#### SUPPLIED MATERIAL
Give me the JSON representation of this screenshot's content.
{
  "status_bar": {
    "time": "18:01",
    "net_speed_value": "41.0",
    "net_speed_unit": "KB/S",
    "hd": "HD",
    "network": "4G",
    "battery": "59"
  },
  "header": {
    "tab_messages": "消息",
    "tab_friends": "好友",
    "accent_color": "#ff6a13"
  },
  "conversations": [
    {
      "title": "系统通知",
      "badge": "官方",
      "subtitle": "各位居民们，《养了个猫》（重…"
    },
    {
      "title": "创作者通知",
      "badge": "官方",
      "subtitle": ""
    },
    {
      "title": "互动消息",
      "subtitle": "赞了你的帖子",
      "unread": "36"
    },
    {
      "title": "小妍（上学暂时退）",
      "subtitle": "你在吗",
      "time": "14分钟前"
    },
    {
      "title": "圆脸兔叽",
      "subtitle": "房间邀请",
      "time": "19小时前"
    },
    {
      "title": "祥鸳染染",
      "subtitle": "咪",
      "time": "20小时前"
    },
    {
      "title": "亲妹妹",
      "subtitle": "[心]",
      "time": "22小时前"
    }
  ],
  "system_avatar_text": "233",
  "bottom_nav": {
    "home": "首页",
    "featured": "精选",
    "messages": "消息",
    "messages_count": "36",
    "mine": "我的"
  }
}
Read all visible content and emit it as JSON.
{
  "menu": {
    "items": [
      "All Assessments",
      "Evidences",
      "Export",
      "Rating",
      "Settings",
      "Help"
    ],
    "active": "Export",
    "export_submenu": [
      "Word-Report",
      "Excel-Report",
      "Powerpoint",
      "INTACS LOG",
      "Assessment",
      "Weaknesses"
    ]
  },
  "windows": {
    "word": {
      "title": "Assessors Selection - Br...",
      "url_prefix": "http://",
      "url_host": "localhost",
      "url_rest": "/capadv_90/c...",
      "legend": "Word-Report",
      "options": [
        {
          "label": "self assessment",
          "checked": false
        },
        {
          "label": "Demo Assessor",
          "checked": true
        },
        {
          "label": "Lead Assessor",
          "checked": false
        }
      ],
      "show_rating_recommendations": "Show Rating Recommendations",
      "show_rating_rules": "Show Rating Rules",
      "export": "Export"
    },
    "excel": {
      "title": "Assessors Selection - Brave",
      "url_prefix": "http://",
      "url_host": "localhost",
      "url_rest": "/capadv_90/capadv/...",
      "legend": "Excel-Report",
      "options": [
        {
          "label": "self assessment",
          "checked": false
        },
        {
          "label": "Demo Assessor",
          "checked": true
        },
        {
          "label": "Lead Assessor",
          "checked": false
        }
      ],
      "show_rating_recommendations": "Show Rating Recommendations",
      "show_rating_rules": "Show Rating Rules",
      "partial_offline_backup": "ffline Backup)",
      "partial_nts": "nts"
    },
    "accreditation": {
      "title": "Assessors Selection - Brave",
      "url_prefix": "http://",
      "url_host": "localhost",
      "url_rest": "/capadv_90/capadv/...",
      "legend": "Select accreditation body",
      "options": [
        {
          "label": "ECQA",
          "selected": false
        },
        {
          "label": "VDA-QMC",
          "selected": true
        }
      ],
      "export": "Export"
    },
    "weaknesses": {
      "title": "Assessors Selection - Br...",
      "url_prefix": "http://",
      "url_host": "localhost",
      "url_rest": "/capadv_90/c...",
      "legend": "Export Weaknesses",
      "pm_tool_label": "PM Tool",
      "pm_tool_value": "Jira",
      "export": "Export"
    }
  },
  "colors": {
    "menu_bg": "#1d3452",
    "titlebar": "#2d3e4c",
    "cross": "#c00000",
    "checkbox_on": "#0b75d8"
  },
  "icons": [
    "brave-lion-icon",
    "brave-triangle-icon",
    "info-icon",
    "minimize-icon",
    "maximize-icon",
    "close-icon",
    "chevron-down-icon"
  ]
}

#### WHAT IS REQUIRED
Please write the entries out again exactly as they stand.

#### SOLUTION BELOW
Give me the JSON representation of this screenshot's content.
{
  "status_bar": {
    "time": "18:01",
    "net_speed_value": "41.0",
    "net_speed_unit": "KB/S",
    "hd": "HD",
    "network": "4G",
    "battery": "59"
  },
  "header": {
    "tab_messages": "消息",
    "tab_friends": "好友",
    "accent_color": "#ff6a13"
  },
  "conversations": [
    {
      "title": "系统通知",
      "badge": "官方",
      "subtitle": "各位居民们，《养了个猫》（重…"
    },
    {
      "title": "创作者通知",
      "badge": "官方",
      "subtitle": ""
    },
    {
      "title": "互动消息",
      "subtitle": "赞了你的帖子",
      "unread": "36"
    },
    {
      "title": "小妍（上学暂时退）",
      "subtitle": "你在吗",
      "time": "14分钟前"
    },
    {
      "title": "圆脸兔叽",
      "subtitle": "房间邀请",
      "time": "19小时前"
    },
    {
      "title": "祥鸳染染",
      "subtitle": "咪",
      "time": "20小时前"
    },
    {
      "title": "亲妹妹",
      "subtitle": "[心]",
      "time": "22小时前"
    }
  ],
  "system_avatar_text": "233",
  "bottom_nav": {
    "home": "首页",
    "featured": "精选",
    "messages": "消息",
    "messages_count": "36",
    "mine": "我的"
  }
}
Read all visible content and emit it as JSON.
{
  "menu": {
    "items": [
      "All Assessments",
      "Evidences",
      "Export",
      "Rating",
      "Settings",
      "Help"
    ],
    "active": "Export",
    "export_submenu": [
      "Word-Report",
      "Excel-Report",
      "Powerpoint",
      "INTACS LOG",
      "Assessment",
      "Weaknesses"
    ]
  },
  "windows": {
    "word": {
      "title": "Assessors Selection - Br...",
      "url_prefix": "http://",
      "url_host": "localhost",
      "url_rest": "/capadv_90/c...",
      "legend": "Word-Report",
      "options": [
        {
          "label": "self assessment",
          "checked": false
        },
        {
          "label": "Demo Assessor",
          "checked": true
        },
        {
          "label": "Lead Assessor",
          "checked": false
        }
      ],
      "show_rating_recommendations": "Show Rating Recommendations",
      "show_rating_rules": "Show Rating Rules",
      "export": "Export"
    },
    "excel": {
      "title": "Assessors Selection - Brave",
      "url_prefix": "http://",
      "url_host": "localhost",
      "url_rest": "/capadv_90/capadv/...",
      "legend": "Excel-Report",
      "options": [
        {
          "label": "self assessment",
          "checked": false
        },
        {
          "label": "Demo Assessor",
          "checked": true
        },
        {
          "label": "Lead Assessor",
          "checked": false
        }
      ],
      "show_rating_recommendations": "Show Rating Recommendations",
      "show_rating_rules": "Show Rating Rules",
      "partial_offline_backup": "ffline Backup)",
      "partial_nts": "nts"
    },
    "accreditation": {
      "title": "Assessors Selection - Brave",
      "url_prefix": "http://",
      "url_host": "localhost",
      "url_rest": "/capadv_90/capadv/...",
      "legend": "Select accreditation body",
      "options": [
        {
          "label": "ECQA",
          "selected": false
        },
        {
          "label": "VDA-QMC",
          "selected": true
        }
      ],
      "export": "Export"
    },
    "weaknesses": {
      "title": "Assessors Selection - Br...",
      "url_prefix": "http://",
      "url_host": "localhost",
      "url_rest": "/capadv_90/c...",
      "legend": "Export Weaknesses",
      "pm_tool_label": "PM Tool",
      "pm_tool_value": "Jira",
      "export": "Export"
    }
  },
  "colors": {
    "menu_bg": "#1d3452",
    "titlebar": "#2d3e4c",
    "cross": "#c00000",
    "checkbox_on": "#0b75d8"
  },
  "icons": [
    "brave-lion-icon",
    "brave-triangle-icon",
    "info-icon",
    "minimize-icon",
    "maximize-icon",
    "close-icon",
    "chevron-down-icon"
  ]
}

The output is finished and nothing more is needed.